Collagen peptide supplementation in combination with resistance training improves body composition and increases muscle strength in elderly sarcopenic men: a randomised controlled trial
Protein supplementation in combination with resistance training may increase muscle mass and muscle strength in elderly subjects. The objective of this study was to assess the influence of post-exercise protein supplementation with collagen peptides v. placebo on muscle mass and muscle function following resistance training in elderly subjects with sarcopenia.
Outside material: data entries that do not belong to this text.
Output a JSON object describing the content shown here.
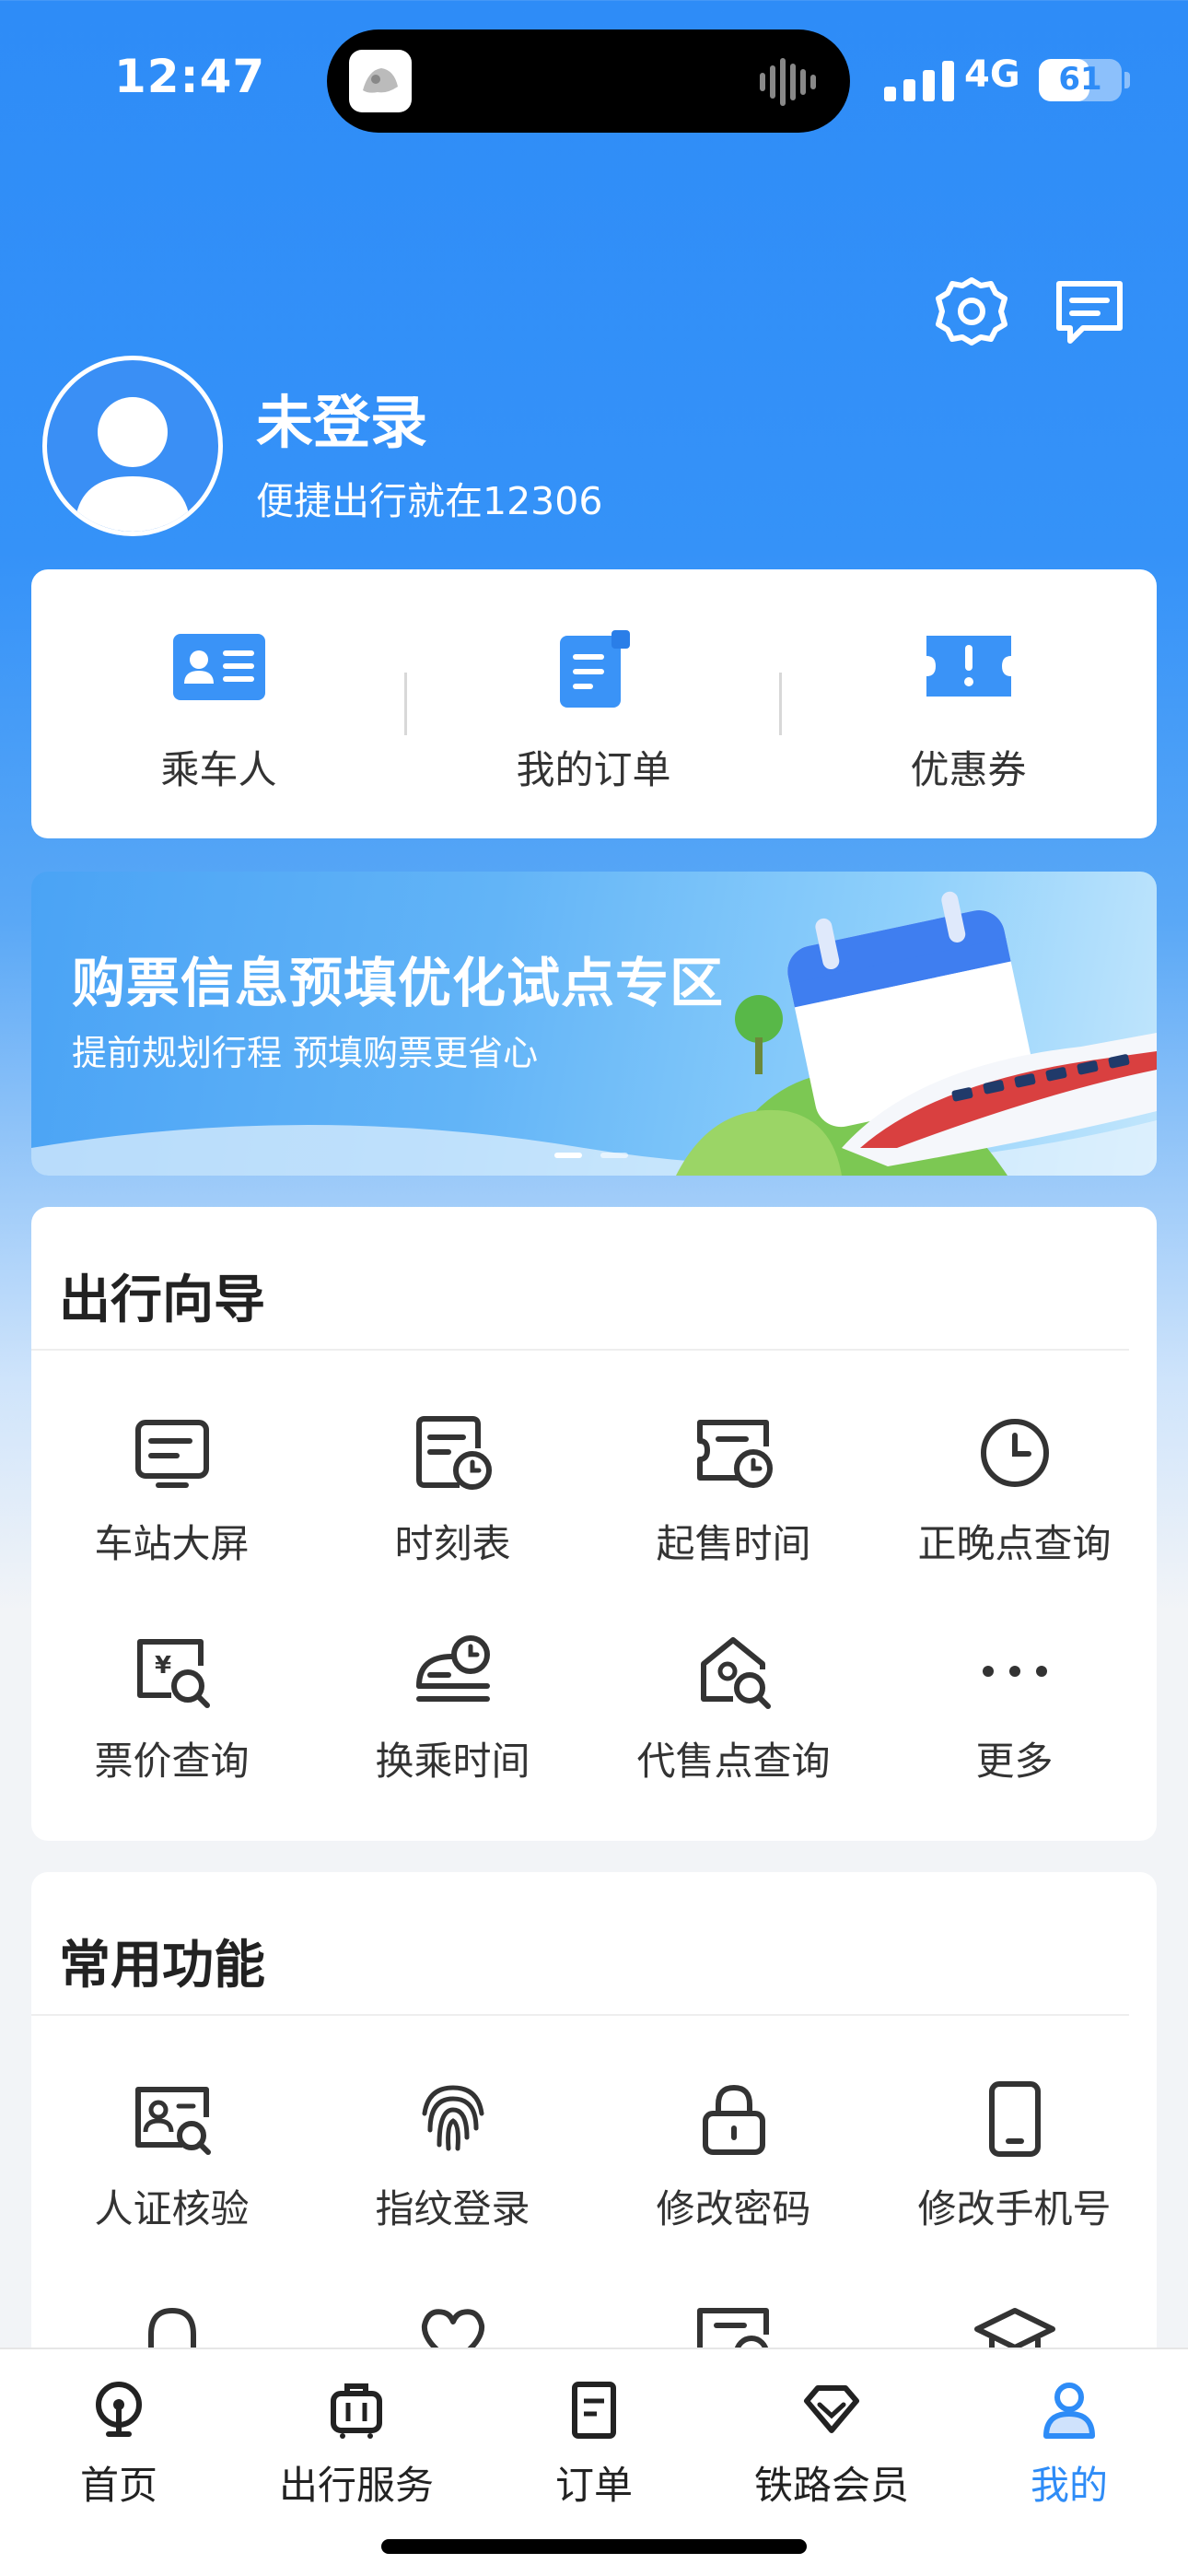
{
  "status_bar": {
    "time": "12:47",
    "network": "4G",
    "battery": "61",
    "battery_level": 0.61
  },
  "header": {
    "settings_icon": "gear-icon",
    "message_icon": "message-icon"
  },
  "profile": {
    "name": "未登录",
    "subtitle": "便捷出行就在12306"
  },
  "quick_actions": [
    {
      "label": "乘车人",
      "icon": "passenger-card-icon"
    },
    {
      "label": "我的订单",
      "icon": "order-list-icon"
    },
    {
      "label": "优惠券",
      "icon": "coupon-icon"
    }
  ],
  "banner": {
    "title": "购票信息预填优化试点专区",
    "subtitle": "提前规划行程 预填购票更省心",
    "page_index": 1,
    "page_count": 2
  },
  "travel_guide": {
    "title": "出行向导",
    "items": [
      {
        "label": "车站大屏",
        "icon": "station-screen-icon"
      },
      {
        "label": "时刻表",
        "icon": "timetable-icon"
      },
      {
        "label": "起售时间",
        "icon": "sale-time-icon"
      },
      {
        "label": "正晚点查询",
        "icon": "clock-icon"
      },
      {
        "label": "票价查询",
        "icon": "fare-search-icon"
      },
      {
        "label": "换乘时间",
        "icon": "transfer-time-icon"
      },
      {
        "label": "代售点查询",
        "icon": "agency-search-icon"
      },
      {
        "label": "更多",
        "icon": "more-icon"
      }
    ]
  },
  "common_functions": {
    "title": "常用功能",
    "items": [
      {
        "label": "人证核验",
        "icon": "id-verify-icon"
      },
      {
        "label": "指纹登录",
        "icon": "fingerprint-icon"
      },
      {
        "label": "修改密码",
        "icon": "lock-icon"
      },
      {
        "label": "修改手机号",
        "icon": "phone-icon"
      }
    ],
    "partial_icons": [
      "bell-icon",
      "heart-icon",
      "ticket-icon",
      "graduation-cap-icon"
    ]
  },
  "tabbar": [
    {
      "label": "首页",
      "icon": "railway-home-icon"
    },
    {
      "label": "出行服务",
      "icon": "luggage-icon"
    },
    {
      "label": "订单",
      "icon": "order-icon"
    },
    {
      "label": "铁路会员",
      "icon": "diamond-icon"
    },
    {
      "label": "我的",
      "icon": "user-icon",
      "active": true
    }
  ],
  "colors": {
    "primary": "#2e8cf7",
    "card": "#ffffff",
    "text": "#222222"
  }
}
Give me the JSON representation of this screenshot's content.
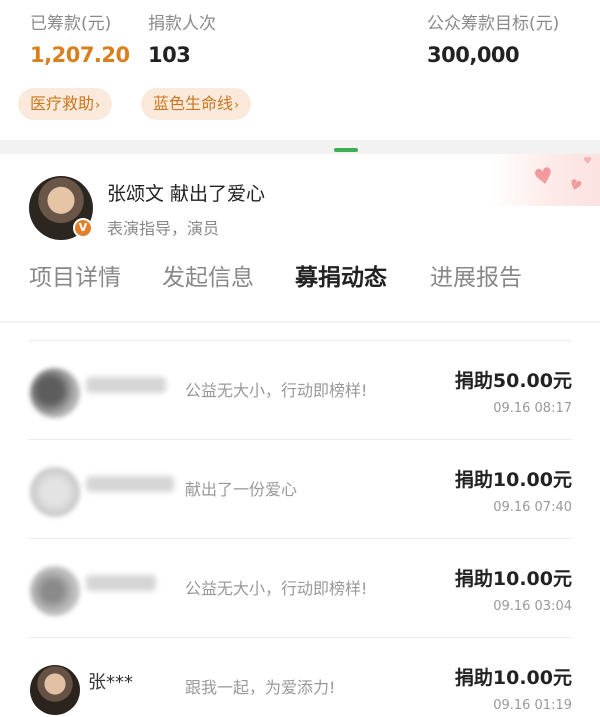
{
  "stats": {
    "raised": {
      "label": "已筹款(元)",
      "value": "1,207.20"
    },
    "donors": {
      "label": "捐款人次",
      "value": "103"
    },
    "goal": {
      "label": "公众筹款目标(元)",
      "value": "300,000"
    }
  },
  "tags": [
    {
      "label": "医疗救助",
      "icon": "chevron-right-icon"
    },
    {
      "label": "蓝色生命线",
      "icon": "chevron-right-icon"
    }
  ],
  "endorser": {
    "name": "张颂文 献出了爱心",
    "title": "表演指导，演员",
    "badge": "V"
  },
  "tabs": [
    "项目详情",
    "发起信息",
    "募捐动态",
    "进展报告"
  ],
  "active_tab_index": 2,
  "donations": [
    {
      "name": "",
      "message": "公益无大小，行动即榜样!",
      "amount": "捐助50.00元",
      "time": "09.16 08:17"
    },
    {
      "name": "",
      "message": "献出了一份爱心",
      "amount": "捐助10.00元",
      "time": "09.16 07:40"
    },
    {
      "name": "",
      "message": "公益无大小，行动即榜样!",
      "amount": "捐助10.00元",
      "time": "09.16 03:04"
    },
    {
      "name": "张***",
      "message": "跟我一起，为爱添力!",
      "amount": "捐助10.00元",
      "time": "09.16 01:19"
    }
  ],
  "colors": {
    "raised_value": "#d97f1e",
    "tag_bg": "#fbeadc",
    "tag_text": "#c9781f",
    "tab_indicator": "#3fae52",
    "badge": "#e0802a"
  }
}
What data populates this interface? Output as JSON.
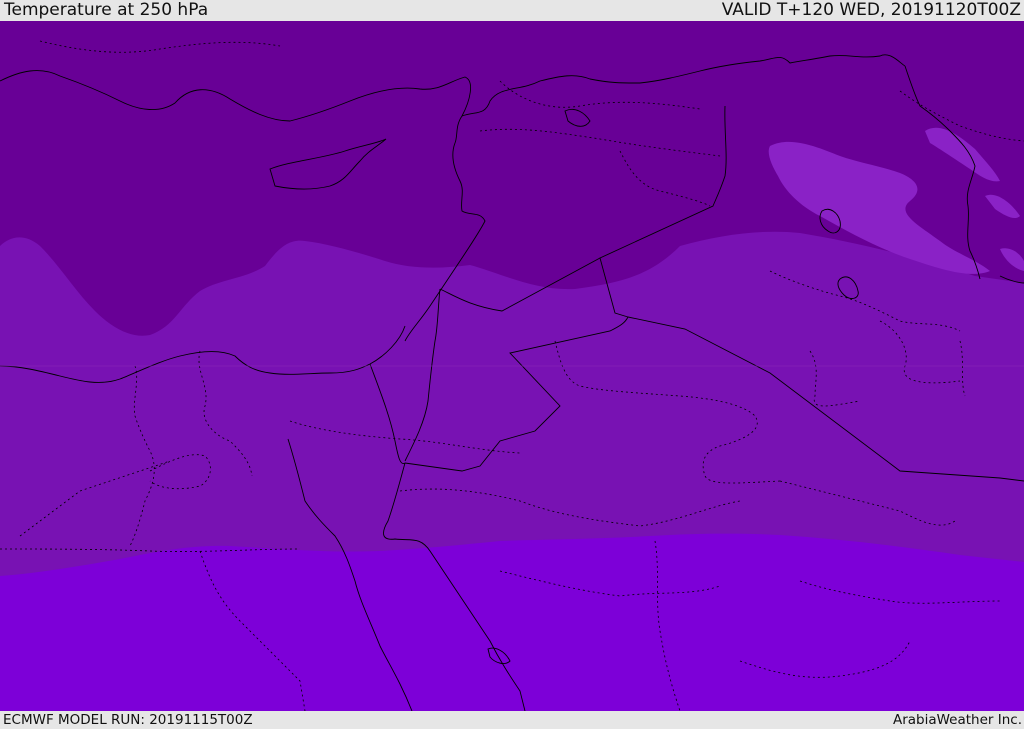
{
  "header": {
    "title": "Temperature at 250 hPa",
    "valid": "VALID T+120 WED, 20191120T00Z"
  },
  "footer": {
    "model_run": "ECMWF MODEL RUN: 20191115T00Z",
    "credit": "ArabiaWeather Inc."
  },
  "map": {
    "variable": "temperature",
    "level": "250 hPa",
    "colors": {
      "band_cold": "#680096",
      "band_mid": "#7812b3",
      "band_warm": "#7d00d8",
      "band_pale": "#8a22c6",
      "borders": "#000000"
    }
  }
}
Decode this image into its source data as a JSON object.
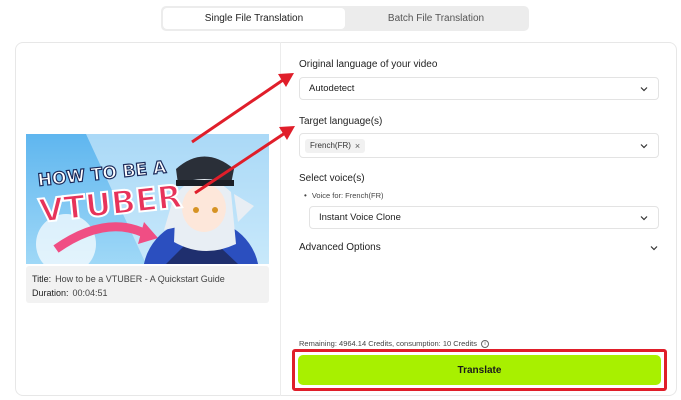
{
  "tabs": [
    {
      "label": "Single File Translation",
      "active": true
    },
    {
      "label": "Batch File Translation",
      "active": false
    }
  ],
  "video": {
    "thumbnail_text_top": "HOW TO BE A",
    "thumbnail_text_main": "VTUBER",
    "title_label": "Title:",
    "title_value": "How to be a VTUBER - A Quickstart Guide",
    "duration_label": "Duration:",
    "duration_value": "00:04:51"
  },
  "form": {
    "original_language_label": "Original language of your video",
    "original_language_value": "Autodetect",
    "target_language_label": "Target language(s)",
    "target_language_chip": "French(FR)",
    "chip_remove": "×",
    "select_voices_label": "Select voice(s)",
    "voice_for": "Voice for: French(FR)",
    "voice_value": "Instant Voice Clone",
    "advanced_options_label": "Advanced Options"
  },
  "footer": {
    "remaining_text": "Remaining: 4964.14 Credits, consumption: 10 Credits",
    "info_glyph": "i",
    "translate_label": "Translate"
  },
  "colors": {
    "translate_bg": "#a8f000",
    "highlight_red": "#e01e2a",
    "arrow_red": "#e01e2a"
  }
}
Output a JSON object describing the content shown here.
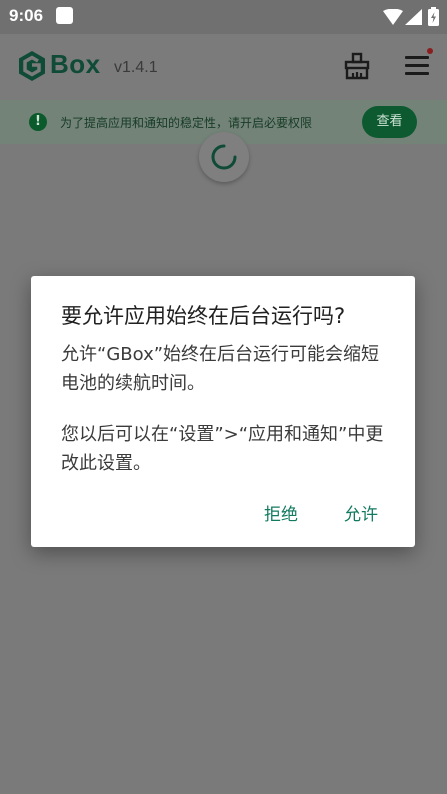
{
  "status_bar": {
    "time": "9:06",
    "icons": [
      "notification-icon",
      "wifi-icon",
      "cell-signal-icon",
      "battery-icon"
    ]
  },
  "app_bar": {
    "brand": "Box",
    "version": "v1.4.1",
    "icons": [
      "gbox-logo-icon",
      "cleaning-brush-icon",
      "hamburger-menu-icon"
    ]
  },
  "banner": {
    "text": "为了提高应用和通知的稳定性，请开启必要权限",
    "button_label": "查看",
    "icon": "warning-icon"
  },
  "dialog": {
    "title": "要允许应用始终在后台运行吗?",
    "message_1": "允许“GBox”始终在后台运行可能会缩短电池的续航时间。",
    "message_2": "您以后可以在“设置”>“应用和通知”中更改此设置。",
    "deny_label": "拒绝",
    "allow_label": "允许"
  },
  "colors": {
    "brand_green": "#0f4b36",
    "accent_teal": "#127a5f",
    "scrim": "#7a7a7a"
  }
}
A total of fifty-three male subjects (72·2 (sd 4·68) years) with sarcopenia (class I or II) completed this randomised double-blind placebo-controlled study. All the participants underwent a 12-week guided resistance training programme (three sessions per week) and were supplemented with either collagen peptides (treatment group (TG)) (15 g/d) or silica as placebo (placebo group (PG)). Fat-free mass (FFM), fat mass (FM) and bone mass (BM) were measured before and after the intervention using dual-energy X-ray absorptiometry. Isokinetic quadriceps strength (IQS) of the right leg was determined and sensory motor control (SMC) was investigated by a standardised one-leg stabilisation test. Following the training programme, all the subjects showed significantly higher (P<0·01) levels for FFM, BM, IQS and SMC with significantly lower (P<0·01) levels for FM. The effect was significantly more pronounced in subjects receiving collagen peptides: FFM (TG +4·2 (sd 2·31) kg/PG +2·9 (sd 1·84) kg; P<0·05); IQS (TG +16·5 (sd 12·9) Nm/PG +7·3 (sd 13·2) Nm; P<0·05); and FM (TG -5·4 (sd 3·17) kg/PG -3·5 (sd 2·16) kg; P<0·05). Our data demonstrate that compared with placebo, collagen peptide supplementation in combination with resistance training further improved body composition by increasing FFM, muscle strength and the loss in FM.